Exactly reproduce each record listed below.
Start of Entries provided
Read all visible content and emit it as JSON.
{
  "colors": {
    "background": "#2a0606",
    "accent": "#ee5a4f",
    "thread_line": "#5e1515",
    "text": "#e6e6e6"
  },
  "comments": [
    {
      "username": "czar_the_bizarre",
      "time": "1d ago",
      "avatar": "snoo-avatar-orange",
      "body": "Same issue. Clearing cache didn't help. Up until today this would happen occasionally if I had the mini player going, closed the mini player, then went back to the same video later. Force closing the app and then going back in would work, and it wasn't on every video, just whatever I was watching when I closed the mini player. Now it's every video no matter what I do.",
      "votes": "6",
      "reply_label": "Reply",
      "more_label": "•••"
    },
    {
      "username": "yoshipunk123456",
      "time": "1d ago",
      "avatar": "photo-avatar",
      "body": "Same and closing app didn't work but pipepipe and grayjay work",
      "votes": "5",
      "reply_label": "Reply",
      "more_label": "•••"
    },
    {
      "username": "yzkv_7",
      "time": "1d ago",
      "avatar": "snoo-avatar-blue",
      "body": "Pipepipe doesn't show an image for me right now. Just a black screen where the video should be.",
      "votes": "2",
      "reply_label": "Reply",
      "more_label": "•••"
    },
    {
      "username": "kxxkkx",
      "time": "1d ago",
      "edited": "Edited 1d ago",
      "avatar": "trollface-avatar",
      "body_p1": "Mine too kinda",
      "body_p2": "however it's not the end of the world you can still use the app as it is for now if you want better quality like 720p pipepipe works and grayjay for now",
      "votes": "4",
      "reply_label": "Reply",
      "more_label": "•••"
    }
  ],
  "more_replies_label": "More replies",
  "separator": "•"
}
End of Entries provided
# Response to the task:
Read all visible content and emit it as JSON.
{
  "colors": {
    "background": "#2a0606",
    "accent": "#ee5a4f",
    "thread_line": "#5e1515",
    "text": "#e6e6e6"
  },
  "comments": [
    {
      "username": "czar_the_bizarre",
      "time": "1d ago",
      "avatar": "snoo-avatar-orange",
      "body": "Same issue. Clearing cache didn't help. Up until today this would happen occasionally if I had the mini player going, closed the mini player, then went back to the same video later. Force closing the app and then going back in would work, and it wasn't on every video, just whatever I was watching when I closed the mini player. Now it's every video no matter what I do.",
      "votes": "6",
      "reply_label": "Reply",
      "more_label": "•••"
    },
    {
      "username": "yoshipunk123456",
      "time": "1d ago",
      "avatar": "photo-avatar",
      "body": "Same and closing app didn't work but pipepipe and grayjay work",
      "votes": "5",
      "reply_label": "Reply",
      "more_label": "•••"
    },
    {
      "username": "yzkv_7",
      "time": "1d ago",
      "avatar": "snoo-avatar-blue",
      "body": "Pipepipe doesn't show an image for me right now. Just a black screen where the video should be.",
      "votes": "2",
      "reply_label": "Reply",
      "more_label": "•••"
    },
    {
      "username": "kxxkkx",
      "time": "1d ago",
      "edited": "Edited 1d ago",
      "avatar": "trollface-avatar",
      "body_p1": "Mine too kinda",
      "body_p2": "however it's not the end of the world you can still use the app as it is for now if you want better quality like 720p pipepipe works and grayjay for now",
      "votes": "4",
      "reply_label": "Reply",
      "more_label": "•••"
    }
  ],
  "more_replies_label": "More replies",
  "separator": "•"
}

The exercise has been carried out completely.